July 24, 2013 at 2:00 PM ET
Researchers looking for a test to predict whether someone has a potentially deadly condition called sepsis have made a surprise finding – they can predict who will die from it.
Their test accurately picked out who would develop severe sepsis and die, versus those who had fairly innocuous infections and lived.
They hope they can develop it into a tool that will help doctors decide who needs immediate hospitalization and intensive treatment, versus those who can tough it out. Eventually, they hope they may be able to predict who might be susceptible to infections of all kinds.
“The test is looking for a signature that will guide a physician – is this patient going to have a catastrophic illness or is he going to have a mild infection?” said Dr. Stephen Kingsmore, president and chief executive of the National Center for Genome Resources in Santa Fe, N.M., who led the team.
Sepsis is the 10th leading cause of death in the United States. It’s still a mystery to doctors. At first defined as a blood infection, it’s now more widely understood as a devastating reponse to infections and injuries of many different kinds. Patients can go from being perfectly well to being on the verge of death. They can lose limbs, and die within hours.
The number of people treated in the hospital for sepsis in the U.S. has more than doubled in recent years, to about 1.6 million a year, according to a 2011 report from the Agency for Healthcare Research and Quality. There’s not a good test for sepsis, so it’s not clear how many people who develop sepsis die of it.
Kingsmore’s team started looking for that answer. They took a unique approach, running a test for just about every protein and metabolite in human blood. That’s tens of thousands of compounds, in a study akin to mapping the entire human genome, says Kingsmore.
“You measure everything and you see what falls out. That is what is kind of cool about this study,” Kingsmore said in a telephone interview.
They tested 1,152 people who developed sepsis from 2005 to 2009 at Henry Ford Hospital in Detroit, and Duke University Hospital and Durham Veterans Affairs Medical Center in North Carolina. The patients had their blood sampled when they first came in to be treated, and then later on, also.
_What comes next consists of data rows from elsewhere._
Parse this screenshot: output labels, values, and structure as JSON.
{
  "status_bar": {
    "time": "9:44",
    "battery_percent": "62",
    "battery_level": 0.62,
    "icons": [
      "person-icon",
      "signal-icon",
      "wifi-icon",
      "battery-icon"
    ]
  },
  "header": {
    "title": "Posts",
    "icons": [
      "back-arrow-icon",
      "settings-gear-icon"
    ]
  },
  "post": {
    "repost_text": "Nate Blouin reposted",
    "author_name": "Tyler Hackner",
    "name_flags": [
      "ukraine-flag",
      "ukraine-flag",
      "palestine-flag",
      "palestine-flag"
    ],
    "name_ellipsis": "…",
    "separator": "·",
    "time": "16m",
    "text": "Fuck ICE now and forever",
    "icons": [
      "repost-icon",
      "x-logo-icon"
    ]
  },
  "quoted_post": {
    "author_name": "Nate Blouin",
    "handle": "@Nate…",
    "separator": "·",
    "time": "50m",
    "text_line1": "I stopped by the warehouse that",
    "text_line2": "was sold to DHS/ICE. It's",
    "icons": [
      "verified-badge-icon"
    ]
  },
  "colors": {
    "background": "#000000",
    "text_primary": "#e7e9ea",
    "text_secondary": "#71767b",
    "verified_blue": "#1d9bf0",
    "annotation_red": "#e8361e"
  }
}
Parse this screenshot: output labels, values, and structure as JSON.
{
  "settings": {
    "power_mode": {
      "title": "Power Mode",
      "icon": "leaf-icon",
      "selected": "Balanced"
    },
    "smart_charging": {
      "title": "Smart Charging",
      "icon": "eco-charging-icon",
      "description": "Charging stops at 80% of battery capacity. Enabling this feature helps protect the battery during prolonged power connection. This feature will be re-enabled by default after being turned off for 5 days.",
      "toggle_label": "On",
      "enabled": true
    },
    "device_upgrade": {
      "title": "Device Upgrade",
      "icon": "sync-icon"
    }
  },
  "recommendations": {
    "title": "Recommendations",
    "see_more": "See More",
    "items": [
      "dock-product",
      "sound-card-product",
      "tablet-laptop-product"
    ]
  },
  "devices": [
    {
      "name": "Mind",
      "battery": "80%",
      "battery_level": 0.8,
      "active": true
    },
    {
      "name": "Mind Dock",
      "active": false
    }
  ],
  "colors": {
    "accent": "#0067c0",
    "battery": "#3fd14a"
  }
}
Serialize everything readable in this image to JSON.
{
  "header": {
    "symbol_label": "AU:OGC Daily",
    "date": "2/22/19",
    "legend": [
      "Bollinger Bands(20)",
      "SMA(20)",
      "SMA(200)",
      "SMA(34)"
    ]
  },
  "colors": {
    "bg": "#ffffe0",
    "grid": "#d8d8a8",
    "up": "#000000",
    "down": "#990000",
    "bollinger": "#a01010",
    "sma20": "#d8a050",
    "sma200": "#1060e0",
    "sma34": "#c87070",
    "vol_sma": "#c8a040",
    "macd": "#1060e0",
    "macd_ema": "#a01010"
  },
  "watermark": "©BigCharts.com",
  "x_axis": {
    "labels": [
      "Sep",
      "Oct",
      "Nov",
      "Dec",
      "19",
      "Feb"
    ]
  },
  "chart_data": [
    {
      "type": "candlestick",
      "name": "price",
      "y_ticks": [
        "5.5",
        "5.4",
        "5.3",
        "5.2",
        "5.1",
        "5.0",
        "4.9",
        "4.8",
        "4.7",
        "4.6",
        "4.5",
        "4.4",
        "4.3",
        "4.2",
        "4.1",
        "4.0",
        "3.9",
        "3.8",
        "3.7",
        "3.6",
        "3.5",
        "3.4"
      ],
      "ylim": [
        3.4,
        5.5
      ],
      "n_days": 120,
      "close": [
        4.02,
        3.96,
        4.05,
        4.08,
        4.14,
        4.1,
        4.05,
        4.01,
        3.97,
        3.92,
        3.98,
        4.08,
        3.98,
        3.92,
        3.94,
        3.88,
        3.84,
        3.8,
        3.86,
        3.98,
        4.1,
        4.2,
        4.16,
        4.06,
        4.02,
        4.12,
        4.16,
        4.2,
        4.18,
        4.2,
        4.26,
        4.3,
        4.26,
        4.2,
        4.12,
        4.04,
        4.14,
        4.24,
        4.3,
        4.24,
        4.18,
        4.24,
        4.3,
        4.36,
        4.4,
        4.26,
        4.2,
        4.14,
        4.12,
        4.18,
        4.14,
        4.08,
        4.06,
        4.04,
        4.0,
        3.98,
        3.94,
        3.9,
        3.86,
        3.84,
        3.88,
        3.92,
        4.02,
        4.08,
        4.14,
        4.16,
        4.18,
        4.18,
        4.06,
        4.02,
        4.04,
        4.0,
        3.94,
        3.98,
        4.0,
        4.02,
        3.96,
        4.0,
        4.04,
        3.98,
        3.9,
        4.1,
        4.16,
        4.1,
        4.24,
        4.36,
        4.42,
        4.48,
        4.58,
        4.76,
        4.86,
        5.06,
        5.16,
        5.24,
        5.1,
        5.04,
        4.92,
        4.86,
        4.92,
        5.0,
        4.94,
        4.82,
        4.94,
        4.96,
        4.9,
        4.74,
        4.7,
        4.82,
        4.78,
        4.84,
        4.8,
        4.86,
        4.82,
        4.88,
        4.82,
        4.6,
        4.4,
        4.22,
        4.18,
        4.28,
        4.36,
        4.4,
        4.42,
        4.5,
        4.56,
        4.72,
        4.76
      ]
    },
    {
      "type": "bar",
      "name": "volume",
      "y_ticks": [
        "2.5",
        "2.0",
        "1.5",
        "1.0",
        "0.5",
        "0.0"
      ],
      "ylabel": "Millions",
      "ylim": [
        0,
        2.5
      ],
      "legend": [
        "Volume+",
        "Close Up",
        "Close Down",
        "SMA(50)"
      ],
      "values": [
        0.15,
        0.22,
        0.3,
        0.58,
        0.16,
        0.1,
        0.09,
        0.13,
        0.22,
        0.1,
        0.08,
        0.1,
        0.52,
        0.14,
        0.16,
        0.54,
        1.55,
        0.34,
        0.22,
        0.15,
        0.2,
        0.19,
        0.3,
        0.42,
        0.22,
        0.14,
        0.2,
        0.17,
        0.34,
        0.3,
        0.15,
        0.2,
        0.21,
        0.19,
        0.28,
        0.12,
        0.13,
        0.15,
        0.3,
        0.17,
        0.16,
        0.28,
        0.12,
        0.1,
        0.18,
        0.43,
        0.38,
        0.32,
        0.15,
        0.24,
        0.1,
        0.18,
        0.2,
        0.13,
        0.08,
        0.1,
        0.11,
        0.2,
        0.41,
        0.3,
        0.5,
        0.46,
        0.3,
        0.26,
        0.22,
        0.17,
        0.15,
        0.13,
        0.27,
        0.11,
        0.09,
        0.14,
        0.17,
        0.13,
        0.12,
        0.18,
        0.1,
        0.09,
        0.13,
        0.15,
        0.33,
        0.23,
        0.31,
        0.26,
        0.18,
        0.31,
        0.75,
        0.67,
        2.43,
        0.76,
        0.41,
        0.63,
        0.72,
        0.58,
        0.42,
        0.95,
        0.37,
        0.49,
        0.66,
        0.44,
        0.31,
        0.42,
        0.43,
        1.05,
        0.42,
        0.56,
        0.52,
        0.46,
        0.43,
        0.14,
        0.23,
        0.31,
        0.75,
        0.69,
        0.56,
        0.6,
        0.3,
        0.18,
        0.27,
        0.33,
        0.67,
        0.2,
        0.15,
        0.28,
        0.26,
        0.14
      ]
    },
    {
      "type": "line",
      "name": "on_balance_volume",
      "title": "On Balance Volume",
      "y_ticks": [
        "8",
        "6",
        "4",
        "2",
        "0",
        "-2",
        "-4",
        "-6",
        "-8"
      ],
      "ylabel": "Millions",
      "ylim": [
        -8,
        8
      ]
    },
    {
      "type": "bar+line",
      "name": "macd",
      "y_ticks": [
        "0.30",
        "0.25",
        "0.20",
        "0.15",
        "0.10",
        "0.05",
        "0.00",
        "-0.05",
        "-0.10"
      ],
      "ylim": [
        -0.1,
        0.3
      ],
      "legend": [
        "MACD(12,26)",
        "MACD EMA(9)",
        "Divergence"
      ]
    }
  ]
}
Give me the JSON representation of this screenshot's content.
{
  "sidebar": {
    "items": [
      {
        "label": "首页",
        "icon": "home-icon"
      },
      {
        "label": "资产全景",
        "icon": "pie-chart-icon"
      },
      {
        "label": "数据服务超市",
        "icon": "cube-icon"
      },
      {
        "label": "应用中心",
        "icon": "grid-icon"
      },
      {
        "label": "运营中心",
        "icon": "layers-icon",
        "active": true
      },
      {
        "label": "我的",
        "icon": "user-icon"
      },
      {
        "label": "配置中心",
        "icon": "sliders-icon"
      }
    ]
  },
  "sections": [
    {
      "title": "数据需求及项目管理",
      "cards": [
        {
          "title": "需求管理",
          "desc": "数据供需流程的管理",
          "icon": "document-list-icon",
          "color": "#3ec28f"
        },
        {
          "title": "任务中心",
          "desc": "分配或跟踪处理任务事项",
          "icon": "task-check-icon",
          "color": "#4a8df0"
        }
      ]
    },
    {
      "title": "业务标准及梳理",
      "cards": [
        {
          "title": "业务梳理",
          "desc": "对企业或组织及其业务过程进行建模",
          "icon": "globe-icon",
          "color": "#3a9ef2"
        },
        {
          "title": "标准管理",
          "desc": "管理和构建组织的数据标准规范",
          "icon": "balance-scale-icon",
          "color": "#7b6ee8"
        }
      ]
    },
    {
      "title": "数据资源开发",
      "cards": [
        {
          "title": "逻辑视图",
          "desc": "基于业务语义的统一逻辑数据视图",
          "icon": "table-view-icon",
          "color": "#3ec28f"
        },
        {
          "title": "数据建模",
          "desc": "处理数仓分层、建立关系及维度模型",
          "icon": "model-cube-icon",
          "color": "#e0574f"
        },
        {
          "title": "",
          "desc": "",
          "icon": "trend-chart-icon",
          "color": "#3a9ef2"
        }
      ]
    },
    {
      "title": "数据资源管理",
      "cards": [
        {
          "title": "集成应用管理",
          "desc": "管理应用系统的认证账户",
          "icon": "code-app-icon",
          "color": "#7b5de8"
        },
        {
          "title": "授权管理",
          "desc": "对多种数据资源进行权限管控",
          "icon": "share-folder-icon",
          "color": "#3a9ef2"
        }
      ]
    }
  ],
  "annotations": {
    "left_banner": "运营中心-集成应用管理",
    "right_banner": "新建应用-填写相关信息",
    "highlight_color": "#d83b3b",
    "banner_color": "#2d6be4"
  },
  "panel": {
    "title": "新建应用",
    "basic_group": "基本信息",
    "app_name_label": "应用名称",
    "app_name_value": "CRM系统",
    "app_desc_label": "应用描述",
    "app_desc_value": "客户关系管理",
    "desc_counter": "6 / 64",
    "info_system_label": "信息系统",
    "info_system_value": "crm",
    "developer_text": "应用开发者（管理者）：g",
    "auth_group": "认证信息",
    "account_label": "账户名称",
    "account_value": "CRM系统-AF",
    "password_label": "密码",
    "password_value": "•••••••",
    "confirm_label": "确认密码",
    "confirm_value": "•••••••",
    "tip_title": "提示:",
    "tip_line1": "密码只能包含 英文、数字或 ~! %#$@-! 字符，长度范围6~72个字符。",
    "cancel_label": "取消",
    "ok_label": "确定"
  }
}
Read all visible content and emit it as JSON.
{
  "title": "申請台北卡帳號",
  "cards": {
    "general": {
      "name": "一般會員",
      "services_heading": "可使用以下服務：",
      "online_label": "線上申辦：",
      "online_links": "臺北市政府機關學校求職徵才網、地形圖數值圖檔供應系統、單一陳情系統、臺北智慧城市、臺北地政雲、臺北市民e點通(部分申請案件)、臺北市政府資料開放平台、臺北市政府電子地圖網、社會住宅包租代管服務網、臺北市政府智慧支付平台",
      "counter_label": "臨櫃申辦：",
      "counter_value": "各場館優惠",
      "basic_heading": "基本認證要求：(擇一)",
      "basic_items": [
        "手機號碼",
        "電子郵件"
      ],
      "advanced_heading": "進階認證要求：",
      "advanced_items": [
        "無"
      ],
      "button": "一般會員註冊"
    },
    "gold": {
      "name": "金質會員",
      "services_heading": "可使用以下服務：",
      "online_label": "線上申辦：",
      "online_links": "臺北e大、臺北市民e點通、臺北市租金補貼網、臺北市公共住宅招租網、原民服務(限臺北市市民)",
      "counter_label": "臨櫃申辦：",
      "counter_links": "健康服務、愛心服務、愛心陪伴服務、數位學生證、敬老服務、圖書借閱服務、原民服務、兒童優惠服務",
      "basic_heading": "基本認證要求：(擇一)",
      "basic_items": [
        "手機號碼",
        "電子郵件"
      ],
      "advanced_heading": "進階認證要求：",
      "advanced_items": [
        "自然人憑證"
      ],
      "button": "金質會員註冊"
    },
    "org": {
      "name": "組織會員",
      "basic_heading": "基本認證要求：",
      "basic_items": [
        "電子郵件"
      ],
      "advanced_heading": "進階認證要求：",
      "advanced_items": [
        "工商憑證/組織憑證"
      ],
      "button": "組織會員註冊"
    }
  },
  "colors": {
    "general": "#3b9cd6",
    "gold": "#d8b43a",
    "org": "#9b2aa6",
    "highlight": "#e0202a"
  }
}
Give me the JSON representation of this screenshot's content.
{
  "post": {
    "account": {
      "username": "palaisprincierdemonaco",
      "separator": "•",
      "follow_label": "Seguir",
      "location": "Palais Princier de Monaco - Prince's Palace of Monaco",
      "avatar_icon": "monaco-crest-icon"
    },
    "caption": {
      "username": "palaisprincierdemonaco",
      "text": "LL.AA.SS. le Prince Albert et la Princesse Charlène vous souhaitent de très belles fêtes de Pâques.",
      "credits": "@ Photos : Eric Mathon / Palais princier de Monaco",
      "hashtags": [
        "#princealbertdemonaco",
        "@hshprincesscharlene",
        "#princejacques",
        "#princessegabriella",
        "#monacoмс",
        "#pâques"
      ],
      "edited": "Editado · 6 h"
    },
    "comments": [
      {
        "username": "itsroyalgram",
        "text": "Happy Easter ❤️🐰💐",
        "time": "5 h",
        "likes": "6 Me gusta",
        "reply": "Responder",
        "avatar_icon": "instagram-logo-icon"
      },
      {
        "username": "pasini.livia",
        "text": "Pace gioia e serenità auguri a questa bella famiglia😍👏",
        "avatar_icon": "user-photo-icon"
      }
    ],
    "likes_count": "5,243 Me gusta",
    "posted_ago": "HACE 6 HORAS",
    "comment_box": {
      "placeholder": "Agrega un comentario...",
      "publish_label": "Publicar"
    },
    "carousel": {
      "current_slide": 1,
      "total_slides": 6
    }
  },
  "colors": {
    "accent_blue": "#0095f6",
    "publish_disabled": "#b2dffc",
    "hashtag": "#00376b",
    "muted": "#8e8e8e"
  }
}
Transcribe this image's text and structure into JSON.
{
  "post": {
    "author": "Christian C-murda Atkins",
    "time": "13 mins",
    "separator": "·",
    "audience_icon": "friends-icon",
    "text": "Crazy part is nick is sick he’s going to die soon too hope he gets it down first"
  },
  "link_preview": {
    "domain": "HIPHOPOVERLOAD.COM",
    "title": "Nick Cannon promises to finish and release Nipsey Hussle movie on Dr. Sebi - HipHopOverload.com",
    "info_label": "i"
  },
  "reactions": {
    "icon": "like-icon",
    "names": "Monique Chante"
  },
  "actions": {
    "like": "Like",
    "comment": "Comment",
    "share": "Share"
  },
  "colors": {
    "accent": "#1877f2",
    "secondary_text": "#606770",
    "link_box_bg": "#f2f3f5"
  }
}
“What we found in this study was really surprising to us,” Kingsmore told NBC News. “The study was designed to identify a signature that would just tell us if it was sepsis or not because it so difficult for a doctor to identify sepsis. Much to our surprise, as we got into the study and identified the results, we found that we have these really big differences between these patients.”
The patients who developed severe sepsis or died had different levels of many different blood chemicals, the team reports in the journal Science Translational Medicine.
“There were hundreds or differences,” Kingsmore said. Surprisingly, it didn’t matter which bacteria was causing the infection – the signature was similar. There was a clear pattern, and it involved how cells use energy.
“They are measures of the body’s ability to metabolize, to generate energy,” Kingsmore said. “One group had a robust body response to serious infection. They generate a lot of energy and they have a fever. In ways we don’t understand, that contributes to their survival.”
But many of the patients did not do well. Their blood tests, taken when they first showed up at the hospital, showed there were already differences. “In people with bad outcomes, they don’t have that response," Kingsmore said. "They have a kind of partial response. They mobilize fatty acids, but their cells are not able to harvest that energy.”
Much more testing is required to find out just what is happening in these patients, noted Kingsmore, who also heads the pediatric genomic medicine program at Children’s Mercy Hospital in Kansas City.
But he believes it has great potential. “This signature is going to be good for a broad spectrum of infectious diseases. That would include the flu and other severe viral infections as well as the common bacterial infections and even infections with fungi,” he said.
It may even be a signal for patients who will die of trauma, perhaps after a car accident, he said.
The team tested their findings over and over again to be sure, said Kingsmore. The work lasted eight years.
“We talk about survival of the fittest and here have defined the fittest in a new way, a really surprising way,” he said. “The people don’t have the type of robust response that you need to survive an infection. The hope is we can reverse that if we identify the patients early,” he added.
“The goal is not to tell a patient you are going to die.”
That’s a new challenge, because there are not any good drugs for sepsis. There’s a device that identifies the most likely bacteria to cause sepsis, but no highly effective drugs. Patients get intravenous antibiotics and fluids, as well as careful monitoring, but can still die.